Bad news

Unfortunately, Sandra has just found out that she has a degenerative brain disorder, it will take a few years before she will be fully incapacitated, but in that time she wants to do all the things that were on her bucket list while she is able to enjoy them.

In order to fund her adventures, she would like to access her tax-free cash from the scheme, it was always her plan to use this for a trip to Australia, New Zealand and Fiji.

The problem she faces is that there is not enough cash in the scheme for her to have her 25% tax-free cash and although contributions could be paid, the company does not want to pay more cash into the scheme at this time due to the business having to deal with Sandra not being around in the future.

To cover her role they are now looking to recruit some new people to help the business continue to grow and be profitable.

What are the options?

The trustees of the SSAS came to us to ask what options there might be for them. We explained that the trustees could borrow against the property and that would provide the cash that the scheme needs to pay out Sandra’s tax-free cash.

The trustees spoke to their local bank who they have dealt with for many years and they were happy to arrange this as the loan to value was low.

This made the trustees think. Julian has no plans to take his tax-free cash presently and not until he sees how things go with Sandra.

But we explained that once you have borrowing from the scheme, if you want to borrow more, then you have a double whammy of taking 50% of the net value of the scheme, then taking the existing borrowing off again, so in some cases, it can mean not being able to borrow more.

With interest rates being so low the SSAS scheme members and the business decided that they would take extra now so the option was there for Julian. The rental more than covers the new mortgage payments and it would give Julian and Sandra new options in having to deal with her illness.

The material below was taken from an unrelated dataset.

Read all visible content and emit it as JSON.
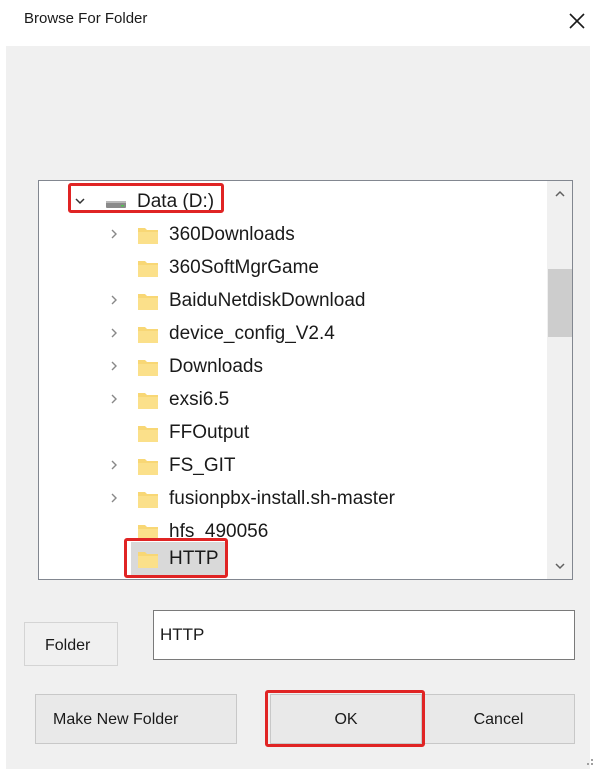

Though a very sad time it was good to know that Sandra was going to be able to take her trip of a lifetime that she had always planned and enjoy herself while she is able to.

Elaine Turtle is director at DP Pensions